Wynn Ragland

The Gallery at CNN Center

Wynn Ragland’s recent work comprises a series of color photographs that have been transferred to Cibachrome by a computer mapping process. All five works use the saturated color of early abstraction and sometimes pointedly refer to the abstract styles of the ’20s. The pieces are large (3 by 5 feet and 4 by 5 feet) and combine abstract and figural elements. Ragland imports images into a computer from the media or from life as seen through a video camera, then manipulates them and prints the result from a transparency produced by a dot matrix camera. In some cases, the result is balanced and elegant. One piece features abstract patterns that resemble the shimmer of color reflected from a body of water; the striped dress of a woman rises from or descends into a chair, forming a triangle of intense red and yellow in the foreground. The works suggest the violence and speed of urban life in abstract terms; in one, two women react violently to some off-camera stimulus—one is shouting, the other covering her mouth, but the eyes of both are angry, aggressive. The bright green, yellow, and red don’t describe the figures but interrupt and disturb them.
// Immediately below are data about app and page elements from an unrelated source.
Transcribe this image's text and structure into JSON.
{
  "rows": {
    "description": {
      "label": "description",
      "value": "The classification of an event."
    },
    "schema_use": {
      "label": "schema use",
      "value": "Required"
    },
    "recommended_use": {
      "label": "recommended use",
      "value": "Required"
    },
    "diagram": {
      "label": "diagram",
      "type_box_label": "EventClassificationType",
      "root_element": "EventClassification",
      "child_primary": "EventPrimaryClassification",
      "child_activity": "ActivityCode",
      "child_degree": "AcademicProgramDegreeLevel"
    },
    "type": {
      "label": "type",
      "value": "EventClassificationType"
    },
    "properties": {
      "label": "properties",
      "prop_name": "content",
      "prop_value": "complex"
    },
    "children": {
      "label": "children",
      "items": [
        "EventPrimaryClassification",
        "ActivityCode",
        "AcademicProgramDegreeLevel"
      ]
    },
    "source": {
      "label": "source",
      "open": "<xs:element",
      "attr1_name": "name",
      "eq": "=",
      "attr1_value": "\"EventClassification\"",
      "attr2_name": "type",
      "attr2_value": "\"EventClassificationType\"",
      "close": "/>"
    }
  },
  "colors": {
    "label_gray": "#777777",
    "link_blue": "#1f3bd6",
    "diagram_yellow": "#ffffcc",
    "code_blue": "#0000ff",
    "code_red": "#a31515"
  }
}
A “blade” of red cuts into the screaming woman’s throat, and bright patches of color agitate the entire surface.

These works suggest the nonspecific anguish of Ed Paschke’s figures; Ragland uses color to abstract rather than describe the subjects . He throws his appropriated characters into a world that is often as intense in emotion as in color, and the context that might explain this anxiety is dissolved in the ever-present, ahistorical now of televised reality. Ragland has in his most recent work become fascinated with the illusions of normality and tranquility that form the surface of everyday reality and with the sudden eruptions of violent emotion that disturb that reality. The externalization of the anger of his agitated subjects suggests the power of the video image to aggravate rather than resolve conflicts. He suggests that the intensity of ’20s abstraction can only be achieved in the ’80s in terms of anger, violence, and velocity. He ignores, however, the capacity of television to level out violent images by saturating us with them. His work oscillates between the peaceful and the violent, not quite capturing the media noise in between.

Glenn Harper